A Closer Look at Fall Foliage
There are lots of great things to love about fall. There’s cooler weather, apple picking, Halloween… but arguably one of the best things is the natural art show that deciduous forests put on. Every fall these forests turn from their typical green to vibrant hues of red, orange, and yellow. It’s a spectacular site to see and one that people travel miles to visit (in Vermont we call them leaf peepers). But what’s the story behind this beautiful show of color, and why don’t all trees do it? As always, there’s some pretty cool science happening behind the scenes.
The forests that put on these color shows every fall are what are known as deciduous forests. These forests consist of many different kind of trees (oak, birch, beech to name a few) but they have some common characteristics across them all. A major characteristic that they all have is broadleaves. These leaves are more sensitive to damage than the needles of a conifer (or evergreen as they’re known). The color changing process for these leaves happens in a few different stages.
Fall Foliage Image: Image Source Pink/Image Source/Thinkstock
In early fall we can just start to notice the days getting shorter as summer winds to a close. The trees notice as well. Shorter days means less sunlight available that they can use for chlorophyll production. The breaking down of chlorophyll during summer is what creates the vibrant green color in their leaves.
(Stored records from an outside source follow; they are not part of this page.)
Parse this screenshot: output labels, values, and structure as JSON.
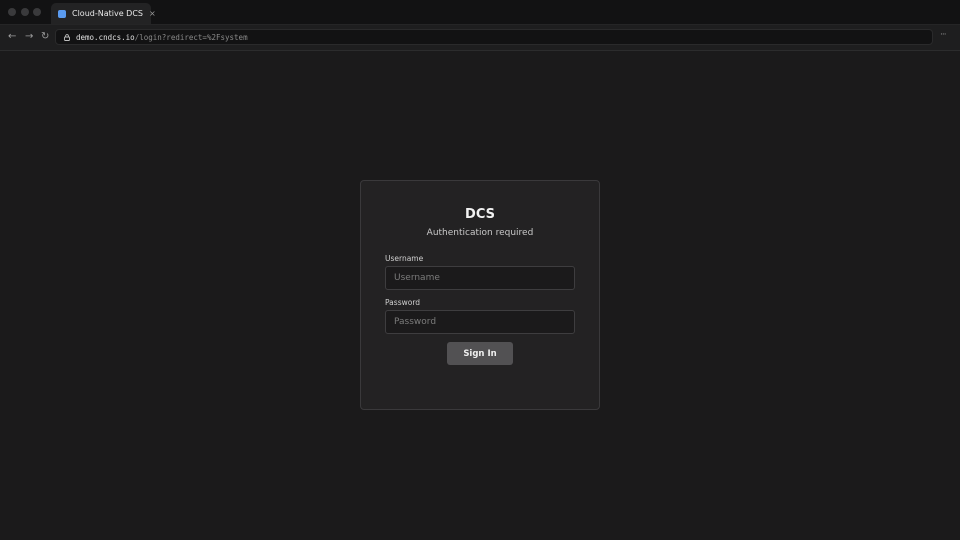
{
  "browser": {
    "tab": {
      "title": "Cloud-Native DCS",
      "close": "×",
      "favicon_color": "#5a9bf0"
    },
    "nav": {
      "back": "←",
      "forward": "→",
      "reload": "↻"
    },
    "url": {
      "host": "demo.cndcs.io",
      "path": "/login?redirect=%2Fsystem"
    },
    "menu": "···"
  },
  "login": {
    "title": "DCS",
    "subtitle": "Authentication required",
    "username_label": "Username",
    "username_value": "",
    "username_placeholder": "Username",
    "password_label": "Password",
    "password_value": "",
    "password_placeholder": "Password",
    "submit_label": "Sign In"
  }
}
As the nights grow longer the leaves begin to run out of chlorophyll, allowing for carotenoids and anthocyanins (which create orange, yellow, brown, and red hues) to come through more vividly.
During the same time that these brilliant foliage colors are being revealed, the leaves prepare themselves to fall. Broadleaves are weak compared to a conifer’s needles and can’t not survive the winter weather. Not only would the leaves themselves not survive, but if they stayed on the tree they would leave it vulnerable to damage. In order to protect the tree the veins leading from leaf to tree are closed off and the leaves separate. A heroic end to be sure.
But how do conifers differ? Coniferous trees are what you might generally refer to as pine or evergreen trees; they have thin, waxy needles instead of broad leaves. In stark contrast to they’re deciduous counterparts, conifers needles don’t change colors and aren’t shed annually, but only every few years.
Conifers don’t contain all of the same compounds as deciduous trees that would allow for the color changing process. Their needles only change to brown when they’ve finally fallen from their branches after many seasons. The secret to success for these conifers comes from the waxy coating of their needles. This coating protects the needles from cold where broadleaves were left vulnerable. Also, in contrast with deciduous trees, the fluid inside of conifer needles is much more resistant to freezing and can therefore survive harsh winter temperatures without harming itself or the tree.
Coniferous Forest Image: Serg_Velusceac/iStock/Thinkstock
It’s interesting to look at these two types of forests in comparison to one another. Each developed ways to protect themselves against cold, but while one goes dormant in the winter the other is protected by a waxy coat. Yet, no matter which method, both types of trees return each year again and again. Lucky for us, because our landscapes would be much less beautiful without them.
- "Why Leaves Change Color." USDA Forest Service. United States Department of Agriculture, n.d. Web. 22 July 2016.